(Stored data)
.....

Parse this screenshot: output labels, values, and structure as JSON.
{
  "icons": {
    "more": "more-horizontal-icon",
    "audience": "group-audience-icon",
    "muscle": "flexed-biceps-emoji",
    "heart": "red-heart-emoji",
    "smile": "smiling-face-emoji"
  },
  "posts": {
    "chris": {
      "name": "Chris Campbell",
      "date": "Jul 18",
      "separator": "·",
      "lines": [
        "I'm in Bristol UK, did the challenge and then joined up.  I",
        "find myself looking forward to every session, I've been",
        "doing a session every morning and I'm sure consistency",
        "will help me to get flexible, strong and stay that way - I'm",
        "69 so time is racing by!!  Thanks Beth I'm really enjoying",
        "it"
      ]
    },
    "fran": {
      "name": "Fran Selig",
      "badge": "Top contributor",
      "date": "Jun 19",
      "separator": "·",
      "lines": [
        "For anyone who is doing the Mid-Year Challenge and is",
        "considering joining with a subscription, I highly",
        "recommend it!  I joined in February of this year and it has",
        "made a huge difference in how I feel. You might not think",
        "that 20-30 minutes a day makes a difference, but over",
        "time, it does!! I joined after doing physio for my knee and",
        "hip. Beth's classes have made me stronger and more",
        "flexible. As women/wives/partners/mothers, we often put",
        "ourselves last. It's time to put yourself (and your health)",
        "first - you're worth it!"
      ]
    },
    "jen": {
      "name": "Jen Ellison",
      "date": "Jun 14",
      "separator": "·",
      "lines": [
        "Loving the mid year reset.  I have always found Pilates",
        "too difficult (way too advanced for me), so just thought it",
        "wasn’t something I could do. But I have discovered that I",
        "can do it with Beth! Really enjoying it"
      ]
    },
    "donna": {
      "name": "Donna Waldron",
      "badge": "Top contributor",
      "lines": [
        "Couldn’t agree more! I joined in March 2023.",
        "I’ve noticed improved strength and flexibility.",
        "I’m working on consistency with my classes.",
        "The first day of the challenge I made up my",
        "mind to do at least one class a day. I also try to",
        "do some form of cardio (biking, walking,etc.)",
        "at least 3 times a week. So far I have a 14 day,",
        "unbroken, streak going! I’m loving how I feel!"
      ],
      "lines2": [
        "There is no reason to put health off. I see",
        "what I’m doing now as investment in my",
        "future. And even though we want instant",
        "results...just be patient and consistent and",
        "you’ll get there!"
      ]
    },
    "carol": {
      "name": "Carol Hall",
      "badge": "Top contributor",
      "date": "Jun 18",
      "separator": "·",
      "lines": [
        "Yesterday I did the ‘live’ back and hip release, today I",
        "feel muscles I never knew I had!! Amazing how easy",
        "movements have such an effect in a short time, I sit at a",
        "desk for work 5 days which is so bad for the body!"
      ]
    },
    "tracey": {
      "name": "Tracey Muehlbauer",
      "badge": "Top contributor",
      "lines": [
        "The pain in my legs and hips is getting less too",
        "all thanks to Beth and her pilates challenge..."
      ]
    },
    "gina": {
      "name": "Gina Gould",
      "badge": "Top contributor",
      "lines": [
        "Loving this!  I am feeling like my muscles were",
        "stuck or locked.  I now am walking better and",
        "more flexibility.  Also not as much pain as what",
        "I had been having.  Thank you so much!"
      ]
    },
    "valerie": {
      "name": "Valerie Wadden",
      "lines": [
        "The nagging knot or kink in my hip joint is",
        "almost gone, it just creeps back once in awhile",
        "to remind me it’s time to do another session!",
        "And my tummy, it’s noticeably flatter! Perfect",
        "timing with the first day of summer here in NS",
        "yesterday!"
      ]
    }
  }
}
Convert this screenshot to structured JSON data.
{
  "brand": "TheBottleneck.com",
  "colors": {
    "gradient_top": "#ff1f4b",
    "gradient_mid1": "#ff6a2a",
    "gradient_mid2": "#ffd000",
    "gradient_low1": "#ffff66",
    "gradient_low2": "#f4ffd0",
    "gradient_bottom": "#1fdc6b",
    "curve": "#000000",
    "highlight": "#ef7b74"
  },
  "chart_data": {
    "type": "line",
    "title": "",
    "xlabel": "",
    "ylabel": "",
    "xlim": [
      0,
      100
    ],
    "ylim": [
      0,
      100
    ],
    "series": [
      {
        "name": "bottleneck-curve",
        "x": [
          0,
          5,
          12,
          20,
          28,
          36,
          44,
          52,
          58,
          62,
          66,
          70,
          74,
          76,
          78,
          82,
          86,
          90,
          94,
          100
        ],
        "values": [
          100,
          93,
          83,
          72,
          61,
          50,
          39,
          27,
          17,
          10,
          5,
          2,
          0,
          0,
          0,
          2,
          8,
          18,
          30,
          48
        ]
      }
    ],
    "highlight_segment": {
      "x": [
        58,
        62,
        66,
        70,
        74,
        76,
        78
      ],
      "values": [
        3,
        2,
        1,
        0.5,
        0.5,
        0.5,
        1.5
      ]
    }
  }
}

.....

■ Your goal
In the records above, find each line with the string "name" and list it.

■ Response to this task
      "name": "Chris Campbell",
      "name": "Fran Selig",
      "name": "Jen Ellison",
      "name": "Donna Waldron",
      "name": "Carol Hall",
      "name": "Tracey Muehlbauer",
      "name": "Gina Gould",
      "name": "Valerie Wadden",
        "name": "bottleneck-curve",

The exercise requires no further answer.